• **What needs to be done**: Return, from the listing below, every line that includes "kind".

• **Provided material**:
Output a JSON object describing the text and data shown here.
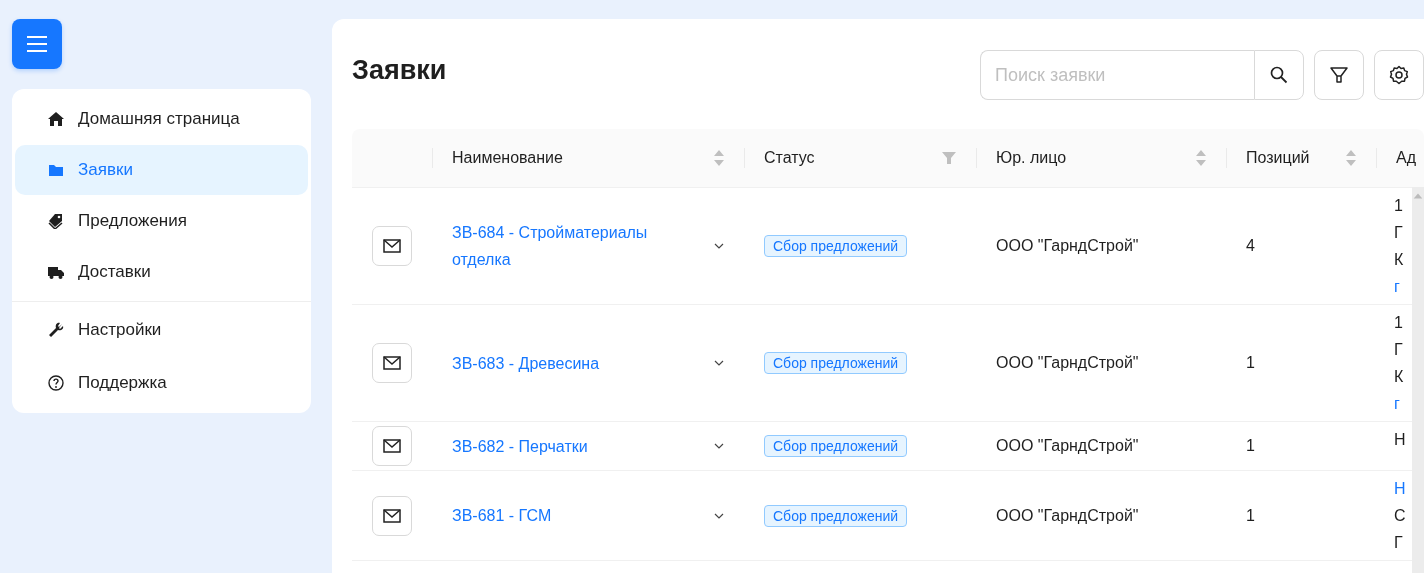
{
  "nav": [
    {
      "kind": "home",
      "label": "Домашняя страница",
      "selected": false,
      "divider_before": false
    },
    {
      "kind": "folder",
      "label": "Заявки",
      "selected": true,
      "divider_before": false
    },
    {
      "kind": "tags",
      "label": "Предложения",
      "selected": false,
      "divider_before": false
    },
    {
      "kind": "truck",
      "label": "Доставки",
      "selected": false,
      "divider_before": false
    },
    {
      "kind": "wrench",
      "label": "Настройки",
      "selected": false,
      "divider_before": true
    },
    {
      "kind": "help",
      "label": "Поддержка",
      "selected": false,
      "divider_before": false
    }
  ],
  "page": {
    "title": "Заявки",
    "search": {
      "placeholder": "Поиск заявки"
    }
  },
  "table": {
    "columns": [
      {
        "label": "Наименование",
        "kind": "sort"
      },
      {
        "label": "Статус",
        "kind": "filter"
      },
      {
        "label": "Юр. лицо",
        "kind": "sort"
      },
      {
        "label": "Позиций",
        "kind": "sort"
      },
      {
        "label": "Ад",
        "kind": "none"
      }
    ],
    "rows": [
      {
        "name": "ЗВ-684 - Стройматериалы отделка",
        "status": "Сбор предложений",
        "entity": "ООО \"ГарндСтрой\"",
        "positions": "4",
        "address": [
          {
            "text": "1",
            "link": false
          },
          {
            "text": "Г",
            "link": false
          },
          {
            "text": "К",
            "link": false
          },
          {
            "text": "г",
            "link": true
          }
        ]
      },
      {
        "name": "ЗВ-683 - Древесина",
        "status": "Сбор предложений",
        "entity": "ООО \"ГарндСтрой\"",
        "positions": "1",
        "address": [
          {
            "text": "1",
            "link": false
          },
          {
            "text": "Г",
            "link": false
          },
          {
            "text": "К",
            "link": false
          },
          {
            "text": "г",
            "link": true
          }
        ]
      },
      {
        "name": "ЗВ-682 - Перчатки",
        "status": "Сбор предложений",
        "entity": "ООО \"ГарндСтрой\"",
        "positions": "1",
        "address": [
          {
            "text": "Н",
            "link": false
          }
        ]
      },
      {
        "name": "ЗВ-681 - ГСМ",
        "status": "Сбор предложений",
        "entity": "ООО \"ГарндСтрой\"",
        "positions": "1",
        "address": [
          {
            "text": "Н",
            "link": true
          },
          {
            "text": "С",
            "link": false
          },
          {
            "text": "Г",
            "link": false
          }
        ]
      }
    ]
  }
}
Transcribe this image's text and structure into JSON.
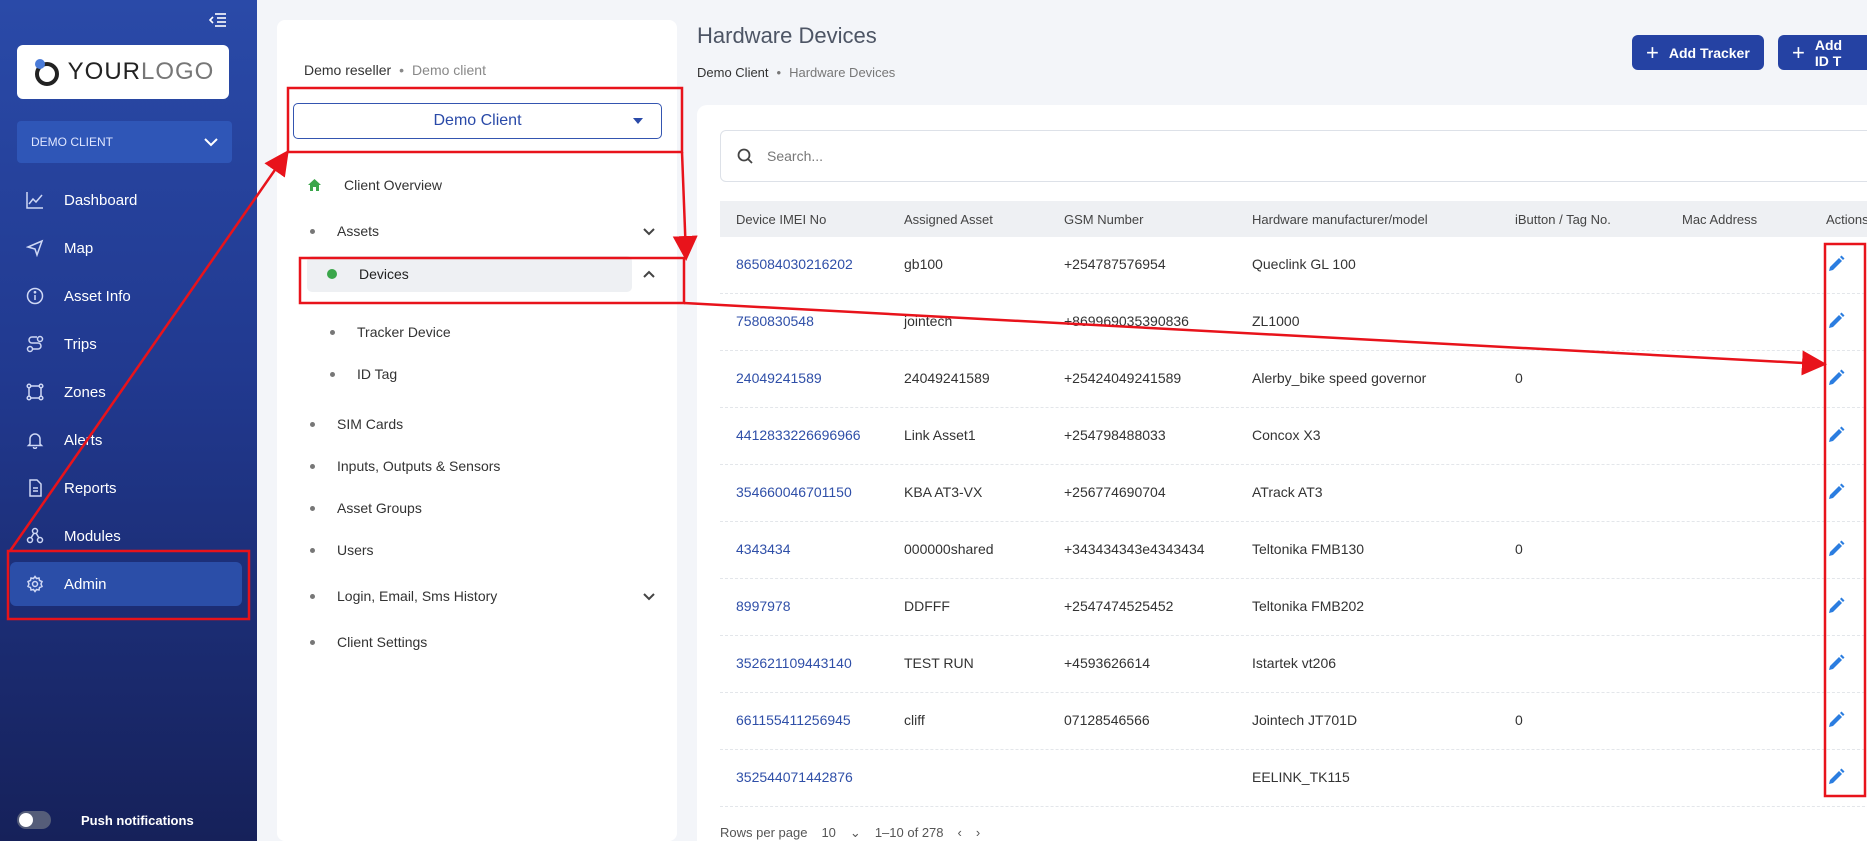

• **Written answer**:
      "kind": "home",
      "kind": "folder",
      "kind": "tags",
      "kind": "truck",
      "kind": "wrench",
      "kind": "help",
        "kind": "sort"
        "kind": "filter"
        "kind": "sort"
        "kind": "sort"
        "kind": "none"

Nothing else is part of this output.